Friday, March 24, 2006

News and Reviews

At some point, a few years ago--around the time I went on my official ages 35-40 hiatus, to spend time with my wife and kids--I dropped my print subscription to The Forward. I figured I'd read it on-line, like everything else.

Knowing how curds lead on to whey, whatever the hell that means, I should have stuck with print. I don't keep up on line, and have missed a lot of very good poetry and poetry reviewing as a result. Up early this morning, I searched the word "poet" in their archives, and came up with some good stuff.

First, this review of Harvey Shapiro's The Sights Along the Harbor: New and Collected Poems, by David Curzon. Shapiro has become one of my favorite poets, not least thanks to the excellent material on him in Norman's Not One Of Them In Place: Modern Poetry and Jewish American Identity, a book that just keeps getting better the more I reread it. When my copy of this arrives, I'll post more on it--my sense is that it will be an essential book, and Shapiro an increasingly important poet to me, as I grow into him.

David Kaufman got the chance to review the new Collected Reznikoff: a book that will, I hope, put this poet onto more maps and syllabi and bookshelves in the next few years. (Rez seems to show up in more and more new anthologies of Modern American Poetry, too, a development driven no doubt by the desire to be more ethnically diverse in earlier periods--but hey, if it's good for the Jews, who am I to object?)

Jay Michaelson, the editor of Zeek: a Jewish Journal of Thought and Culture, recently reviewed a collection by Ilya Kaminsky, Dancing in Odessa. Evidently it won a number of prizes; somehow I missed it, but this Russian-born American poet--he came here in his teens--sounds like he has a lovely international reach in his work, from Mandelstam to Montale, and clearly I need to hunt the book up and give it a look.

A lucky fellow by the name of Isaac Meyers gets to review some new books by new poets who write about religion and newly-Orthodox (and post-Orthodox) life, Yermiyahu Ahron Taub (The Insatiable Psalm) and Eve Grubin (Morning Prayer). Meyers frames the review in terms of biographies: Taub grew up Orthodox, then left that world, coming out as gay; Grubin is a baalat teshuvah, an identity that Meyers links quite convincingly to the linguistic texture of her poems: "Orthodoxy is not just a faith but also a social sphere with its own language. All baalei teshuvah, therefore, are as unsettled linguistically as they are spiritually. We can hear and feel the poet searching urgently for a language that better fits her changing life..." I'm going to get a copy of this one, too--and keep an eye out for other pieces by Meyers, who seems to take an interest in poetry and the Orthodox world, as in this piece from a few months ago.

So, how do I get some of these review copies coming my way, eh? Don't tell me I have to get my Jewish poetry retail!

1 comment:

Anonymous said...

Hi Eric and readers,

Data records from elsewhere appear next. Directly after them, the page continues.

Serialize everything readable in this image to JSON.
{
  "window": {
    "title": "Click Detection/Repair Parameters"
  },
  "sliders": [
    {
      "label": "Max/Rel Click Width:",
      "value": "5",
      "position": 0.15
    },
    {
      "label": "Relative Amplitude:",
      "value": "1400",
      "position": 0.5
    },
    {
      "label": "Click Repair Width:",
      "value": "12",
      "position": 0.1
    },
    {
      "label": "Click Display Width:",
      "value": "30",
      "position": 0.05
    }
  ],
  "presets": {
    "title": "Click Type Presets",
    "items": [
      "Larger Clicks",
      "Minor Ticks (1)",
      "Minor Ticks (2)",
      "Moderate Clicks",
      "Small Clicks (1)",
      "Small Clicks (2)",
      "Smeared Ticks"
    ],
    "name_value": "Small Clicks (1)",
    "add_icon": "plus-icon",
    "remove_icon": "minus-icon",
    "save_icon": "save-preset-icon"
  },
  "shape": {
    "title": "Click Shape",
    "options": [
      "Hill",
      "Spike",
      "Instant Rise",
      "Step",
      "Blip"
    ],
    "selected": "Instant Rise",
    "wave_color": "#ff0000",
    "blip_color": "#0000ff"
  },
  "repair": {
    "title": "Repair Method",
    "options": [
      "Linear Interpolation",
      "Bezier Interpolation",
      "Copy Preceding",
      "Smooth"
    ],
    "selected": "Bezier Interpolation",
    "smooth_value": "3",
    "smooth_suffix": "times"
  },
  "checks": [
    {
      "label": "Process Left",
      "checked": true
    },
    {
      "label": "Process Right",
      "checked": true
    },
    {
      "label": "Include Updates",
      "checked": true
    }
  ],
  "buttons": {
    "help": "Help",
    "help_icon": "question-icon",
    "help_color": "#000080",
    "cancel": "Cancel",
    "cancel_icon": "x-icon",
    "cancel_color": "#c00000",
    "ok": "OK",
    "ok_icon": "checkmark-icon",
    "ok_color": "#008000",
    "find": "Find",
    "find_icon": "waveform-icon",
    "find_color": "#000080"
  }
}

It was nice to see my book The Insatiable Psalm mentioned in your recent posting. The publisher Wind River Press will provide reviewers with a review copy. Contact Please mention the publication with which you are affiliated. Readers can purchase copies of the book directly from the publisher or from

Just a few words about my book itself. Perhaps because of the the intimacy of the subject matter, some readers have mistakenly assumed that the narrative first person voice is an essentially autobiographical, confessional one. However, as the poet’s note at the book’s beginning explains, The Insatiable Psalm is primarily a work of the imagination. In creating a character-driven work, I never wanted to be constrained by the boundaries of non-fiction.

Drawing upon motifs in Jewish history and tradition, the book focuses on the love between an ultra-Orthodox mother and her increasingly less observant son who is beginning to imagine a gay life of his own. I say “beginning” because the book is not about the formation of a clearly delineated “post-Orthodox” identity, which is not an identity that I embrace, and which, in any case, is a topic beyond the scope of this book. Rather, the book remains singularly focused on the central mother-son encounter. The son’s early explorations of his queerness outside the parameters of the Orthodox world are centrally important insofar as they illuminate aspects of the dyad. As such, there is quite purposely no attempt to outline the formation of the son’s post-Orthodox identity.

Similarly, this book is not a “coming out” story. Nor is it about being “closeted.” In fact, the son’s homosexuality exists as an unspoken presence throughout the book. Both protagonists are aware of it, but it remains unarticulated. It is simply one theme among many with which the book is concerned.

I enjoy your blog and appreciate the forum for Jewish poetry. Thanks!

Best wishes,
Yermiyahu Ahron Taub